The conversation had rippled and sparkled. My doctor friend and I juggled theological ideas as they tumbled out and into the space between us. But as he got up to leave my heart sank. ‘Oh no’, I thought, ‘after all that he’s going to say he’ll pray for me.’
I’m ultra sensitive, you could say allergic to people praying for me. It’s the result of growing up in an environment where prayer was a subtle form of control, a language game that socialised required theological ideas into an unquestioned groupthink. Everything was prayed about, loudly. At church, it was the men, their hands heavy with assumed authority pressing on our heads or shoulders whilst instructing God who, it has to be said, remained quite unresponsive, although claims of miraculous success were frequent.
This stage of faith, where God appears like Father Christmas or Big Brother is important to grow out of but getting past it is uncomfortable work, says James Fowler author of Stages of Faith: The Psychology of Human Development and The Quest for Meaning. Even religious institutions find it hard to move past what Fowler called the synthetic-conventional stage that has a strong reliance on conforming to authority. Mind you there’s money in keeping people stuck there. Tele-evangelists make millions out of that fear-filled environment where God watches like a vengeful, bullying superior.
However, ‘religion does not have a monopoly on faith,’ says Krista Tippett the On Being radio show host. She echoes Fowler who found from interviewing nearly six hundred people that faith is not necessarily religious but is a person’s way of leaning into and making sense of life. That resonates with me as a spiritual care practitioner working to embed spirituality into the healthcare system rather than remaining in New Zealand as an irrelevant religious add-on. This is not because people don’t think about the godstuff in its broadest sense but because our community conversation has, on the whole, been stuck back at the big brother stage.
In my lifetime the only stimulating marketplace theological debates, which is where they need to be, were during the heresy trial of Lloyd Geering in the 1960’s and then more latterly over St Matthew in the City’s wonderfully provocative billboards. Both of those experiences were uncomfortable for the institutional church and so they should have been. For how can any of us grow past basic understandings of reality to a place where the ground of being matters more than literalism without significant dislocation for the organisations charged with helping us explore.

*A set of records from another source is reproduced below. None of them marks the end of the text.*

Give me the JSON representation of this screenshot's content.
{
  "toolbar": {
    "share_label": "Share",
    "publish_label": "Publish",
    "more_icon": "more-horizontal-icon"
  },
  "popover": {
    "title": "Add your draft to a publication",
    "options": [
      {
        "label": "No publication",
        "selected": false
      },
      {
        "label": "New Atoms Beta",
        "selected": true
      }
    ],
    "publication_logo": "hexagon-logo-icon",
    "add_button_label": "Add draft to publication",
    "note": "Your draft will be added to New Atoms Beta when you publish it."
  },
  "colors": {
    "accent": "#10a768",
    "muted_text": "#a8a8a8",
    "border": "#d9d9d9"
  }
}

My friend stumbled over his words. ‘I don’t even know what praying for someone means anymore.’ Our eyes twinkled in unison as we laughed. ‘But,’ he stuttered, ‘what I really mean is that I’m standing with you.’ Powerful.
On his way out he passed the poster I’d made highlighting the words of philosopher Simone Weil, ‘prayer … is absolutely unmixed attention’. My friend had made the effort to be with me in a time of struggle, to make me the focus of his attention. It was enough, more than enough. It was life-giving.
This unmixed attention is the lifeblood of professional spiritual care and the business of all of us in the health system because it’s what people desperately need when they are suffering.